Exercise objective
Where the string "more" occurs in a line of the entries below, copy that line.

------------------------------------------------

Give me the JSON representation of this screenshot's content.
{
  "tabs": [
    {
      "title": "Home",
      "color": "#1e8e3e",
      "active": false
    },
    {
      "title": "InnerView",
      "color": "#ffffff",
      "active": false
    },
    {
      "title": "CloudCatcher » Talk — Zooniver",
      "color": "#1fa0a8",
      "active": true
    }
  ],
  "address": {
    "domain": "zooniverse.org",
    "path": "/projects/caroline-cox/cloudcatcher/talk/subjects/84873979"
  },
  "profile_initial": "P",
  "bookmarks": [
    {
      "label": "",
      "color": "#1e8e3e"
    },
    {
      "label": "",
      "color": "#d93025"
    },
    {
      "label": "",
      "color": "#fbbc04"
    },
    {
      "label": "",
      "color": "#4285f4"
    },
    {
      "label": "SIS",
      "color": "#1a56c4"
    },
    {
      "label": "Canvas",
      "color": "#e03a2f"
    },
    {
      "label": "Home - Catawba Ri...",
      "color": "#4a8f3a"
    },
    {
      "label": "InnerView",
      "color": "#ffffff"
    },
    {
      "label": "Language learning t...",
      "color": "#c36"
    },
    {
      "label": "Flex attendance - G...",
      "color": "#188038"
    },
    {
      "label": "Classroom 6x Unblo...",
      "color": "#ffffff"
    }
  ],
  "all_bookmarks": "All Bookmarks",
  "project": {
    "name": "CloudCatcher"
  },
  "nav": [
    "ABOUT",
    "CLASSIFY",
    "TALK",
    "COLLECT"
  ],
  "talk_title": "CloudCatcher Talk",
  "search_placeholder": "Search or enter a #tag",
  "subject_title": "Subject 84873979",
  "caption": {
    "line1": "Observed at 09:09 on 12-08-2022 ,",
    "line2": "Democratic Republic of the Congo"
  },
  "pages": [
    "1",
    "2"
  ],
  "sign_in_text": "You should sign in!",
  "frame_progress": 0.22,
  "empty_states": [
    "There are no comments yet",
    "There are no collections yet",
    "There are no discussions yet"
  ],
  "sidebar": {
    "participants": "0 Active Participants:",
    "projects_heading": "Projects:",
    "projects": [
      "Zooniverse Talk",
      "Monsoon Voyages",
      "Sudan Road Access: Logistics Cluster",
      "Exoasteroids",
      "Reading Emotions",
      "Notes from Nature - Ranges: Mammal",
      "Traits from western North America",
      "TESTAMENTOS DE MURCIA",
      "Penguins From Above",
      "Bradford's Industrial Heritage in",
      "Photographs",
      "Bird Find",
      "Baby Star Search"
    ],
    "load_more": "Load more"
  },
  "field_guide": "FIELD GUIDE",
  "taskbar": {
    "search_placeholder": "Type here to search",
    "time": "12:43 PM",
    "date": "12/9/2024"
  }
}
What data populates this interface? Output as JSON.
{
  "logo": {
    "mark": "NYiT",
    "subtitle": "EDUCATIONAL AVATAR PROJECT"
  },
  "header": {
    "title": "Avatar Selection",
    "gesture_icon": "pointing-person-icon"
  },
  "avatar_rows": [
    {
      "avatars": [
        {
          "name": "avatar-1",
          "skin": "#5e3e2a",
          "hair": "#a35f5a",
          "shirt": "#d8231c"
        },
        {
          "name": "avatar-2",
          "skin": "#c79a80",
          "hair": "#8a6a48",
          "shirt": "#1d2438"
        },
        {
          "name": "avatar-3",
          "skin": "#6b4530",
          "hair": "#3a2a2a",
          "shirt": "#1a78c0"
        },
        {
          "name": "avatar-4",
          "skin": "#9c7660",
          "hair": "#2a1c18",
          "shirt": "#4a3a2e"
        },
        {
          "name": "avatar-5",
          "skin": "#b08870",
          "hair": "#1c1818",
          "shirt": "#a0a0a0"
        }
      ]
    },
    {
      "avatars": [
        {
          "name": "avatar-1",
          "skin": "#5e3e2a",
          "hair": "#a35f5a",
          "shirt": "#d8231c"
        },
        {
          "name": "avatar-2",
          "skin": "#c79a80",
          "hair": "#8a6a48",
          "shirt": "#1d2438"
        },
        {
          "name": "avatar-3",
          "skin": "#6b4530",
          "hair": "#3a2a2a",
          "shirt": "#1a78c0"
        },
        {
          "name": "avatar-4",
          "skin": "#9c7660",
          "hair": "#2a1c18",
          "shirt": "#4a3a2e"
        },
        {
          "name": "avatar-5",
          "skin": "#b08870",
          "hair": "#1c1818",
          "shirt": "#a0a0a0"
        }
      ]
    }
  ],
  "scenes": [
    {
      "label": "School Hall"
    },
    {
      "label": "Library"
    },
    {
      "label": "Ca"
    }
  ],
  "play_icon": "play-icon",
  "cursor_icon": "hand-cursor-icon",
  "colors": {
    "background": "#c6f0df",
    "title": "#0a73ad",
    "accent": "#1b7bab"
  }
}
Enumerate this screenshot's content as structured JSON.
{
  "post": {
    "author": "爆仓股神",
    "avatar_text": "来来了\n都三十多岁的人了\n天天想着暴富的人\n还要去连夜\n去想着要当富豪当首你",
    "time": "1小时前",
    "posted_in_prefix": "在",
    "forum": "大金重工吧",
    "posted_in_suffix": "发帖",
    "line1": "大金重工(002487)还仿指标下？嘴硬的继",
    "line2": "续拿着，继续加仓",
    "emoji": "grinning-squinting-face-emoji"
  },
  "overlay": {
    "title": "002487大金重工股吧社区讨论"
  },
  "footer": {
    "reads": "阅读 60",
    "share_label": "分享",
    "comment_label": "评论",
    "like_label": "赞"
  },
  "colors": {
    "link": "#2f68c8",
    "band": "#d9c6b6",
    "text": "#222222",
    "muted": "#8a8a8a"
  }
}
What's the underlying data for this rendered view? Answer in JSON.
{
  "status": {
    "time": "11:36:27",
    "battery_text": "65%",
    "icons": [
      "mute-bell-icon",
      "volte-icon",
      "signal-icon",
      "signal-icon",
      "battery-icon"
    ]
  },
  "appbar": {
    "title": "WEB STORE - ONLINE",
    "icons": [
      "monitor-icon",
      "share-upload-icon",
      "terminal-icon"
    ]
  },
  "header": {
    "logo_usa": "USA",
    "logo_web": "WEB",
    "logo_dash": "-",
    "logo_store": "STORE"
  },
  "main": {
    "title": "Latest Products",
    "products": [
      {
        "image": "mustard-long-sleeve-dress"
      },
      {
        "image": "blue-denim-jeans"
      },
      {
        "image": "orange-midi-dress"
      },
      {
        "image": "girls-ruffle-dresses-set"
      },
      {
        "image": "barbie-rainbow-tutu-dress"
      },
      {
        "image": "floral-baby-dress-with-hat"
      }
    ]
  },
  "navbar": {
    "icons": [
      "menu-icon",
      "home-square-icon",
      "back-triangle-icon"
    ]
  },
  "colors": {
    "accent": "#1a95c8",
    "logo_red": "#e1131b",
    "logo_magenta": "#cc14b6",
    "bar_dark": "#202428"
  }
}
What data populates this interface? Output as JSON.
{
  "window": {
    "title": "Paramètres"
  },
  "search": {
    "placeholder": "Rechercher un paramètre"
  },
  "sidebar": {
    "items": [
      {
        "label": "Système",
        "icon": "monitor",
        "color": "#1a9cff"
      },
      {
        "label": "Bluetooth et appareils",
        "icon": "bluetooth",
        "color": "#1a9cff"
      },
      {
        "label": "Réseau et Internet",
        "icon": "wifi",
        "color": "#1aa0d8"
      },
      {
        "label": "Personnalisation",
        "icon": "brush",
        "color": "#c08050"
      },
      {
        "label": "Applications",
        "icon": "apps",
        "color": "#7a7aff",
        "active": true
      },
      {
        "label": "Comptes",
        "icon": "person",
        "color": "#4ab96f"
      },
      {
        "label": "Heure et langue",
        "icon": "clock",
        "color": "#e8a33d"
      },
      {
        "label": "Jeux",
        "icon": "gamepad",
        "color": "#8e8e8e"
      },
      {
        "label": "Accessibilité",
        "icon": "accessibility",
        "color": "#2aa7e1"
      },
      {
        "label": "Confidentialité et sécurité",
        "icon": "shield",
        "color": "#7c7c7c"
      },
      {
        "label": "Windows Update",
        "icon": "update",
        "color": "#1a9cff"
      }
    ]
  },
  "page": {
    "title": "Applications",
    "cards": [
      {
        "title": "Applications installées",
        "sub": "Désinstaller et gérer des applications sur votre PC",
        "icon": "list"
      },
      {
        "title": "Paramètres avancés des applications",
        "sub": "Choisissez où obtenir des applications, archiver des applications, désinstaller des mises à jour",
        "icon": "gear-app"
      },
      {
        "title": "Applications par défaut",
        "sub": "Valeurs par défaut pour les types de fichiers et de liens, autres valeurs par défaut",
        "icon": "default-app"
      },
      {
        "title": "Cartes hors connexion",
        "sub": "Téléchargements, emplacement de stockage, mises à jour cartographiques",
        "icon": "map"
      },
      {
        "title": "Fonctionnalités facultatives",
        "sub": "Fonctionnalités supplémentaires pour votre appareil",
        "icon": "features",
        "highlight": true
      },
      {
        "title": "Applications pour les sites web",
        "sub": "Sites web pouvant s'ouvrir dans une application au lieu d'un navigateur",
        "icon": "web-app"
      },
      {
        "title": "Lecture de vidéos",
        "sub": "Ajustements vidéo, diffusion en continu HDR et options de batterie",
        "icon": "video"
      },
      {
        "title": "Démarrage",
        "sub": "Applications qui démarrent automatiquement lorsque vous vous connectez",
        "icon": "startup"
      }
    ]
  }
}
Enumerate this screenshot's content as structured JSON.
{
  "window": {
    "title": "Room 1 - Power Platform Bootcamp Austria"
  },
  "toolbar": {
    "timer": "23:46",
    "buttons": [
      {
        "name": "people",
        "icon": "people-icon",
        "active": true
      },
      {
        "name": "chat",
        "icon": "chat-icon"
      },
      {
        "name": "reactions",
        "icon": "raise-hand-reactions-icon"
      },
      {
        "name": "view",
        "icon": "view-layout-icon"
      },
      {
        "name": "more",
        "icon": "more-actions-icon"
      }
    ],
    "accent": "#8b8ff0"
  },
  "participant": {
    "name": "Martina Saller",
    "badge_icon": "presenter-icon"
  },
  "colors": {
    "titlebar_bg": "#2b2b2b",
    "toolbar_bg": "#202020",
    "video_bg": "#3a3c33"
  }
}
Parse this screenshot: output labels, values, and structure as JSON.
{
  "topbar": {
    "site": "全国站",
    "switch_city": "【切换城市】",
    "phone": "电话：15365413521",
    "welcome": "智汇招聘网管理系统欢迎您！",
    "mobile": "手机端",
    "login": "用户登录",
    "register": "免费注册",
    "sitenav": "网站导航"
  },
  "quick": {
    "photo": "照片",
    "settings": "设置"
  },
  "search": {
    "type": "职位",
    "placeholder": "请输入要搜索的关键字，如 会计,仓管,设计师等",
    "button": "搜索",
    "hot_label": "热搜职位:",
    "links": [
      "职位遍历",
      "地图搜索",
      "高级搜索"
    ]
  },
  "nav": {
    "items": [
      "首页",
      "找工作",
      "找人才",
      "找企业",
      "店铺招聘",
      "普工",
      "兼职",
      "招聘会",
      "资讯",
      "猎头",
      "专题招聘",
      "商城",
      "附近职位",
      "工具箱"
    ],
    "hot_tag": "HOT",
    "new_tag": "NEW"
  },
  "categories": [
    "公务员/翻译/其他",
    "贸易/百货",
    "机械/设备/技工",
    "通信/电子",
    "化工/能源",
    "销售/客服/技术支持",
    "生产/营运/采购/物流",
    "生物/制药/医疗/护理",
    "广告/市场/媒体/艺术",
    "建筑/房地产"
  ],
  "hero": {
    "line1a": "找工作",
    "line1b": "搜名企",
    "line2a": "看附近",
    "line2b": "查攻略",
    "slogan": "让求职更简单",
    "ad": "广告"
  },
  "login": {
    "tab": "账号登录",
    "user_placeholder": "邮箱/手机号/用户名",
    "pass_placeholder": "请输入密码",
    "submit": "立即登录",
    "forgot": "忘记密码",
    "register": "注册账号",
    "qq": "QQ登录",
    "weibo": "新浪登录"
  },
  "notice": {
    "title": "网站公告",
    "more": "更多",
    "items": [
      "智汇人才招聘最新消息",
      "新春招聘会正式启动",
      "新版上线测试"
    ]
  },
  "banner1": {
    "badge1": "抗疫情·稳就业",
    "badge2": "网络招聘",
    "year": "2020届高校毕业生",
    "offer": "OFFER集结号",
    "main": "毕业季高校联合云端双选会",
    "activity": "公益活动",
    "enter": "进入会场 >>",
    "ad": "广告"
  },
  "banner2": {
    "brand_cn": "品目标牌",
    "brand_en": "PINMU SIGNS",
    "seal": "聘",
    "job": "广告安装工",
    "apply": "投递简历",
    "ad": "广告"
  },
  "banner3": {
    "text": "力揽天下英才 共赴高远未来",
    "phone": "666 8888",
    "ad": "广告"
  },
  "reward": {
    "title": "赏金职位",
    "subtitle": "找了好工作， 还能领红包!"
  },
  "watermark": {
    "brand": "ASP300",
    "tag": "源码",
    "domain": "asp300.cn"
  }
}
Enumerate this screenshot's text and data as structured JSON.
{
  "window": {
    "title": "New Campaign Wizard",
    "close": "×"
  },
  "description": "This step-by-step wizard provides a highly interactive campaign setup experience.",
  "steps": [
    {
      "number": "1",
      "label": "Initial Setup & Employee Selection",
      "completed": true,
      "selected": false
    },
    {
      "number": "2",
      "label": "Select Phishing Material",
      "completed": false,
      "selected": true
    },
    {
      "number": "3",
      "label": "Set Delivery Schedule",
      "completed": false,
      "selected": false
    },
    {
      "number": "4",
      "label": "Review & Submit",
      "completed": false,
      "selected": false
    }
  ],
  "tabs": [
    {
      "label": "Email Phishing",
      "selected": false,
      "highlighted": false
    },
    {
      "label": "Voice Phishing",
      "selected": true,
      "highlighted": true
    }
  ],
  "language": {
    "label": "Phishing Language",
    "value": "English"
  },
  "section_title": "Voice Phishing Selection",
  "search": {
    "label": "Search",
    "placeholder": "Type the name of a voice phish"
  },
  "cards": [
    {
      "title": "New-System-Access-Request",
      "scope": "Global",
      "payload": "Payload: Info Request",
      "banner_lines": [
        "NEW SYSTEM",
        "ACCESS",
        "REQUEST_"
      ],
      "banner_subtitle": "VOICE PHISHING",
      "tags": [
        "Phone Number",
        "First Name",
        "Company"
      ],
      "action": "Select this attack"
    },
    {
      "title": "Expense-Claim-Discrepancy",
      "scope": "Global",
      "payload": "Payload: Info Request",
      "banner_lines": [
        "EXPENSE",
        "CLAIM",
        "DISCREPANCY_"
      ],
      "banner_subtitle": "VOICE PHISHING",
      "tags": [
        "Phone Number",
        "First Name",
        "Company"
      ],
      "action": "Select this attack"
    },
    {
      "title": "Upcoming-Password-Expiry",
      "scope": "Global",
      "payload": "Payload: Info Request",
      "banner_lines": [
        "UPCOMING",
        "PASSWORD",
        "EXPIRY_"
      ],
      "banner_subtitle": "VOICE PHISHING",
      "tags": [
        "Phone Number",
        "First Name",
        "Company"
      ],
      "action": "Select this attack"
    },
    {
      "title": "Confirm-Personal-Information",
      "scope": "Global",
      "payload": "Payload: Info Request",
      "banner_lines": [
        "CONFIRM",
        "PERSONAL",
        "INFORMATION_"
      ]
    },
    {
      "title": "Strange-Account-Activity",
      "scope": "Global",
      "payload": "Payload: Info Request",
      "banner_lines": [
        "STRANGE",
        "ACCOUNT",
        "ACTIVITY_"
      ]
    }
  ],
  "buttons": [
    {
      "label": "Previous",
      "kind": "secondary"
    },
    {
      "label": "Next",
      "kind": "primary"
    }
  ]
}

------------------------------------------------

Solution
    "load_more": "Load more"
        "name": "more",
        "icon": "more-actions-icon"
    "more": "更多",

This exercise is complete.